In February, Friends of the Global Fight President Deb Derrick had the opportunity to talk about “Mosquitoes and Malaria Elimination” at North Carolina State University as part of their Great Animal Seminars.

In the second of a two-part series (the first is available here), we share a few excerpts of her one-hour presentation, focusing on the history of the global malaria epidemic, and the progress that has been made globally.

We have made incredible progress in the fight against malaria. Over the last 15 years, we have saved 6.2 million lives from the disease, decreased the malaria mortality rate by 60 percent, and achieved the Millennium Development Goals’ malaria target. Much of this success is the direct result of American leadership and support, and so the story of progress against malaria is also a story of American success.

However, there is still significant work to be done. Approximately 3.2 billion people remain at risk of contracting malaria – in 2015, there were 214 million new cases of malaria and 438,000 deaths from the disease. As a result, mosquitoes remain the deadliest animal, killing about 73,000 times the number of people who were killed by sharks in 2015 alone!

While many people think of malaria as solely a tropical disease, a brief look at the disease’s history shows that this could not be farther from the truth. Russia, the United Kingdom, and even the United States have all experienced outbreaks in the last 200 years. Malaria has been an important issue to U.S. presidents past and present. Eight former presidents were reported to have suffered from malaria, including Presidents George Washington, Abraham Lincoln and Teddy Roosevelt. In the late 1800s, the prevalence of malaria surrounding Washington was so high that there was a short-lived political movement to erect a screen around the city.

Efforts to combat malaria globally have been driven by engagement with U.S. politicians. U.S. efforts to build the Panama Canal under President Teddy Roosevelt resulted in the first major effort to control malaria in the Americas.

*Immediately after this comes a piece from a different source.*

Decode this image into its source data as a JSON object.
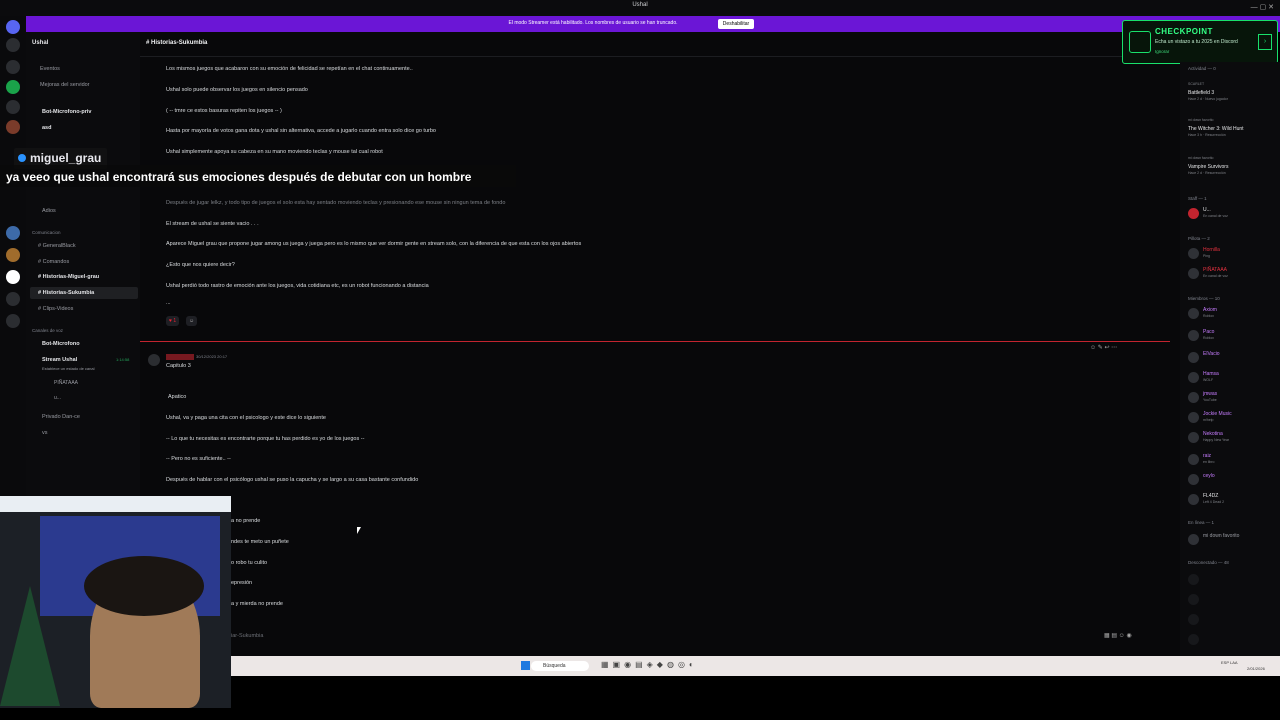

More recently, President George W. Bush created the President’s Malaria Initiative in 2005 to scale up prevention and treatment measures, an effort that has continued to grow under President Barack Obama.

Politicians have had major partners in the fight against malaria, and perhaps none have been more important than Bill and Melinda Gates. The Bill & Melinda Gates Foundation has worked to overcome market failures that prevented the development and production of new drugs, and has also encouraged governments to increase their investments in the fight against malaria. Today, the Gates Foundation continues to support these efforts, and is also working to develop new technologies that will provide new and more efficient tools in this battle.

We are at a moment in time where this is a major push from governments, the private sector, civil society, and other partners to bring an end to epidemics caused by diseases, including malaria. It will take a significant commitment, both in financial and human resources, but if we are able to sustain a robust response, we can hope to see the day when no child dies from malaria.